---- INFORMATION GIVEN
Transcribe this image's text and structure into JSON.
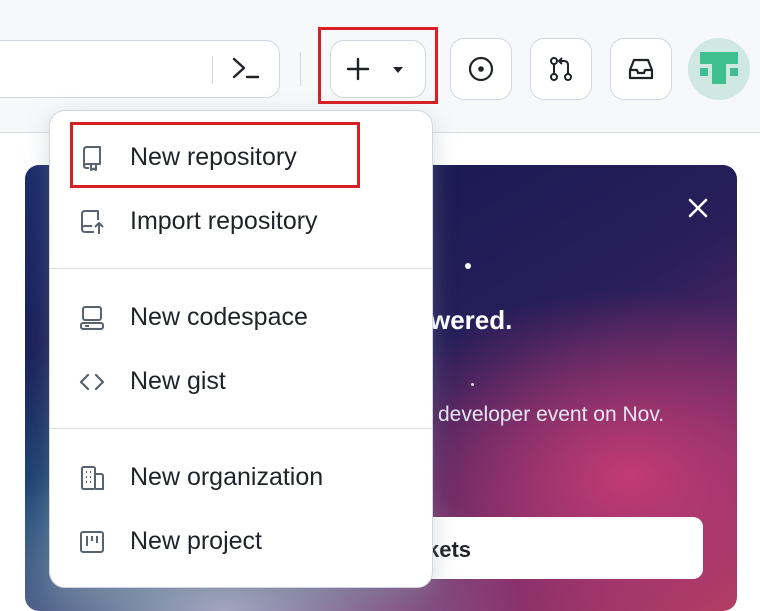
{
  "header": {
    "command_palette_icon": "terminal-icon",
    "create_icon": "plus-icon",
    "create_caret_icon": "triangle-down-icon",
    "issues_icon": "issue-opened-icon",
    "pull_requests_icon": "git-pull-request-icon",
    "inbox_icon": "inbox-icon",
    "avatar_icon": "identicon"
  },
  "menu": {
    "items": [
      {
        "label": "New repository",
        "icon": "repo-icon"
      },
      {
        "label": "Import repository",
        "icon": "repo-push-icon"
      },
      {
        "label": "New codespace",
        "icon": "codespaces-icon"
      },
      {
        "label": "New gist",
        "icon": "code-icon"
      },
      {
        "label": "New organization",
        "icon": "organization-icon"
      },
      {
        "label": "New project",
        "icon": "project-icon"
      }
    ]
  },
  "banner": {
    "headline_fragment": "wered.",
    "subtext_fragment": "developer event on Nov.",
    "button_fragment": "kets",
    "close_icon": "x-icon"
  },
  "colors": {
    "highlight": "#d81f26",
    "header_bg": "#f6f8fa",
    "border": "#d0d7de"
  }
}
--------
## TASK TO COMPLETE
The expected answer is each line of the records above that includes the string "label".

## EXERCISE ANSWER
        "label": "New repository",
        "label": "Import repository",
        "label": "New codespace",
        "label": "New gist",
        "label": "New organization",
        "label": "New project",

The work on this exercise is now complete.